We need flooring. We are finishing a part of the basement, and it’s time to decide what to do about the floors. My fears about flooring, carpet especially, all stem from the mold and chemical sensitivities of my husband and son. Of course, I worry about dust and other allergens, toxic glues, dyes, fabrics, and mold, but add to that the idea of putting it in the basement, and I become totally overwhelmed. Mostly, I worry about mold down there, because it is darker, danker and usually quite a bit colder than the rest of our home. I don’t have to contend with it much now, because it is unfinished space, and we just store things down there, but once it is finished, the kids will want to be down there, and I want it to be safe, usable space.
Because we haven’t decided exactly how to condition the space, I started to really look into flooring materials and options that can withstand humidity, and will not be cesspools for mold. That is when I discovered cork flooring.
Now before you write me off, please hear me out. I may enlighten you about ole’ cork: Cork is inherently antimicrobial, and mold and mildew resistant, due to the presence of suberin. Suberin is a naturally occurring substance that gives cork its waxy barrier. It repels dust, mold, bacteria, insects and even fire. If the surface that you are laying the floor on is even, cork flooring does not require a subfloor or any glue, which eliminates moisture seeping into the subfloor material and the potential toxic off-gassing of many flooring glues and adhesives. And, if you are a DIY family, like us, manufacturers now offer easy-to-install cork flooring in panels that snap together without glue or nails. If an area of the floor becomes stained or damaged, it can easily be cut out, and replaced. Variations in color or texture with the cork panels or tiles, just add to its character.
Suberin also makes cork relatively impermeable to moisture. If something spills on it, it can easily be wiped away. Any kind of soil is easily cleaned off as well. Now, as with any natural material, submerged or flooded cork floors would need to be dried out. Also, if your floors are in standing water for any prolonged amount of time, you need to treat them for mold, and you probably have a bigger problem that needs handling ASAP.
Unlike carpet, cork does not shed any irritating fibers and will not aggravate allergies. It has natural insulating properties and natural cushioning, so it is very quiet, and warm underfoot. In terms of sound, cork is oftentimes installed as wall and ceiling material in recording studio to absorb sound—no bouncing around, total sound absorption. So when my kids are playing and screaming, the sound won’t drive me crazy. One of its only drawbacks is its susceptibility to fading when placed in direct sunlight. Since it would be going in our basement, it is not a concern for us, but I wanted to mention it.
I could not believe that I had never heard of all of the positive aspects of cork. I don’t know that many people even consider it. It’s funny what having a husband who is vulnerable to mold and a chemically sensitive child will do for you on that front.
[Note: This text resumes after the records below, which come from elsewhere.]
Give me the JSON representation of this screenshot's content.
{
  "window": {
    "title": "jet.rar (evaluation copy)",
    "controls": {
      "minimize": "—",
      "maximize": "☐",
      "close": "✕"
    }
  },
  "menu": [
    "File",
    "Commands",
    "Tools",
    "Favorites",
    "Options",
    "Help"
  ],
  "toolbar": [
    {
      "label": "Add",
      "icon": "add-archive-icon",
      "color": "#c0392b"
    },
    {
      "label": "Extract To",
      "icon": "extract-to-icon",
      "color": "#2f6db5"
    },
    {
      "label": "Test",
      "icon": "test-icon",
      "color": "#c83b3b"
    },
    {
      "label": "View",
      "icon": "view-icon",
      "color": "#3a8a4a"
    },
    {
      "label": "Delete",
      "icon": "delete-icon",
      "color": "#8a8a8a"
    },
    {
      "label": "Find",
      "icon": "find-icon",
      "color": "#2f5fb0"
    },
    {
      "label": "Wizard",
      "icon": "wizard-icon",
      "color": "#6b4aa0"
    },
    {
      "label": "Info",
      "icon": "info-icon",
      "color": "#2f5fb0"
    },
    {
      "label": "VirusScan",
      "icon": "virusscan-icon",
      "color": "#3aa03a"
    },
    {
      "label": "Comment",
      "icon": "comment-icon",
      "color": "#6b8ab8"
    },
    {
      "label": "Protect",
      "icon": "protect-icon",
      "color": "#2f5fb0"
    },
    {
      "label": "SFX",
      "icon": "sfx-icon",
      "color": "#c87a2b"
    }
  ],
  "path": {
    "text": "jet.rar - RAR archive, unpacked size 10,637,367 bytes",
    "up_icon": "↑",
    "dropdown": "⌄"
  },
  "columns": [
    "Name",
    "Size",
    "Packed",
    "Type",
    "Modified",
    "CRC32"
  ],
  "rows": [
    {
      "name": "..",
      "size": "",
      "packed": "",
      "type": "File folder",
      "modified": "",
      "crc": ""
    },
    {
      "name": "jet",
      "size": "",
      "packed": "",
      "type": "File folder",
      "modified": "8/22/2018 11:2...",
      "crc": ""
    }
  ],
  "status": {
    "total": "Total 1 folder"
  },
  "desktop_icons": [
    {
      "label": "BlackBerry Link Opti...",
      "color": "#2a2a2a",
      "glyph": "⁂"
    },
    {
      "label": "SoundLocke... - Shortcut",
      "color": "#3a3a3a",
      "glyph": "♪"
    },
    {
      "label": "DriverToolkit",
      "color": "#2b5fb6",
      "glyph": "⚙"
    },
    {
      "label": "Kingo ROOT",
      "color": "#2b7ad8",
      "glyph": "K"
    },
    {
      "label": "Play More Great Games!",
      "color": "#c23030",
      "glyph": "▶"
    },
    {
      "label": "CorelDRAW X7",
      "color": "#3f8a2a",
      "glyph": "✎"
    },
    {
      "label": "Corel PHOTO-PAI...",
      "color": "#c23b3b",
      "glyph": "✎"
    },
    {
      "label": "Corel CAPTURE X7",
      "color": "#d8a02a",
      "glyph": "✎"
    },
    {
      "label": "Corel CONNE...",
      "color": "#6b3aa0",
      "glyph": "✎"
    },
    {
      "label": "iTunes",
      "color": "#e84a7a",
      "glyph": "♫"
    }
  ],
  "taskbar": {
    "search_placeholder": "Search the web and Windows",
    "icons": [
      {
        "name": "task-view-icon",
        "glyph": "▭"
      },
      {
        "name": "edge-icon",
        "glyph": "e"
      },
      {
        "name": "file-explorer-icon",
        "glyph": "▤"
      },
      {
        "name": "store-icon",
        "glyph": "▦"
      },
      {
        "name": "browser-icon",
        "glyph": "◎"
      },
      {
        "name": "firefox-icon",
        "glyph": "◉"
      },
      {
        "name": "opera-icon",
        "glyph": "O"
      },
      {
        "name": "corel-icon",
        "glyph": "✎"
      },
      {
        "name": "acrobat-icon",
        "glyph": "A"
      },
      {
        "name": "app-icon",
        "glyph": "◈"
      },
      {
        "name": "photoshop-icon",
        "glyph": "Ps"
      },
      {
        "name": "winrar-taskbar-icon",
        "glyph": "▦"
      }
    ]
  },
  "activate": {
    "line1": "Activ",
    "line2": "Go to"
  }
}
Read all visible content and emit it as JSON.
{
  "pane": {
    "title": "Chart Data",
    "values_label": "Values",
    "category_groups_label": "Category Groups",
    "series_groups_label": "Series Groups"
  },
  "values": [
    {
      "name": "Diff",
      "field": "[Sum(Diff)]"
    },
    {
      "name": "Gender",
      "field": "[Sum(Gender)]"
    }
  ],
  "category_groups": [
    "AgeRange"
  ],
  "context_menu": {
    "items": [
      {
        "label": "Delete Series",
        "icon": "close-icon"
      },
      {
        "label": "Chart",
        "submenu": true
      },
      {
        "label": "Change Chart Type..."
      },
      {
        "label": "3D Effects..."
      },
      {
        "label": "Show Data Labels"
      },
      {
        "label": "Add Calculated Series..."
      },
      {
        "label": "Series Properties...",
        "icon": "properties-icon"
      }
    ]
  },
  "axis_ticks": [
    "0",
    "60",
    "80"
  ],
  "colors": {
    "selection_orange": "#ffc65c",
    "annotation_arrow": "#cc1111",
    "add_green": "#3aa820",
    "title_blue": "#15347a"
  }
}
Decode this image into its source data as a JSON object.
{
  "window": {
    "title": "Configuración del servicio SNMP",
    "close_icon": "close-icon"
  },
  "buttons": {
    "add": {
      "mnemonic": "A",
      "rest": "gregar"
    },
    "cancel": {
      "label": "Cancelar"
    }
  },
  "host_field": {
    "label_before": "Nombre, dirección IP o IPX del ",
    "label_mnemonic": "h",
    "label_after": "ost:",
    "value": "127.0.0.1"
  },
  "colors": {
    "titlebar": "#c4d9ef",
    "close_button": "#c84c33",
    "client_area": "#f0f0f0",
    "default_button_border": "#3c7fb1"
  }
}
Did you know that the floors in the Library of Congress are made of cork and are over 100 years old—I should say that they can hold up! Architect Frank Lloyd Wright was such a huge fan of cork that he used it on the walls and floors of the bathrooms in his famous Fallingwater home in PA . The home was built in the 1930s, and the bathrooms still have no odor or visible evidence of mold or mildew.
If you are wondering about cork maintenance and cleaning, it is easy: Use your broom, vacuum and/or Swiffer to remove the dust and dirt. Use warm water and a small amount of dish soap and dampen a sponge mop to surface clean. Use a clean, dry cloth to dry them, and allow to air dry the rest of the way. I would even squirt the floors with the EC3 Mold Solution Spray, and allow it to air dry. Then, they would be clean and mold free. We actually have friends with what they call the “rustic look” cork tiles in their kitchen. They claim that the cork hides stains too well sometimes. They have also used a Sharpie marker, on occasion, to cover a scratch. The variations in textures and colors of cork lend themselves to something in the same category as hotel room carpet, in the sense that stains tend to blend, for better or worse. I vote better when I’m the one maintaining it.
With prices ranging from $2 to $7 a square foot, and cheaper when on sale, I think that cork’s ability to last and withstand the elements makes it an economical option. Since it would be going in our basement, we would choose the traditional flecked variety at $3 per foot. When I priced out other flooring options, the only ones that were lower were vinyl and ceramic tile, both at 75 cents and up per square foot. Neither would be options for us in the basement, though—too cold! Carpet could be cheaper, with starting prices at $2 per foot, but I’m against having it in our basement, because of moisture and humidity concerns.
Armed with my new information and excitement, I’m set to convince my husband, and to begin cork flooring shopping. Stay tuned….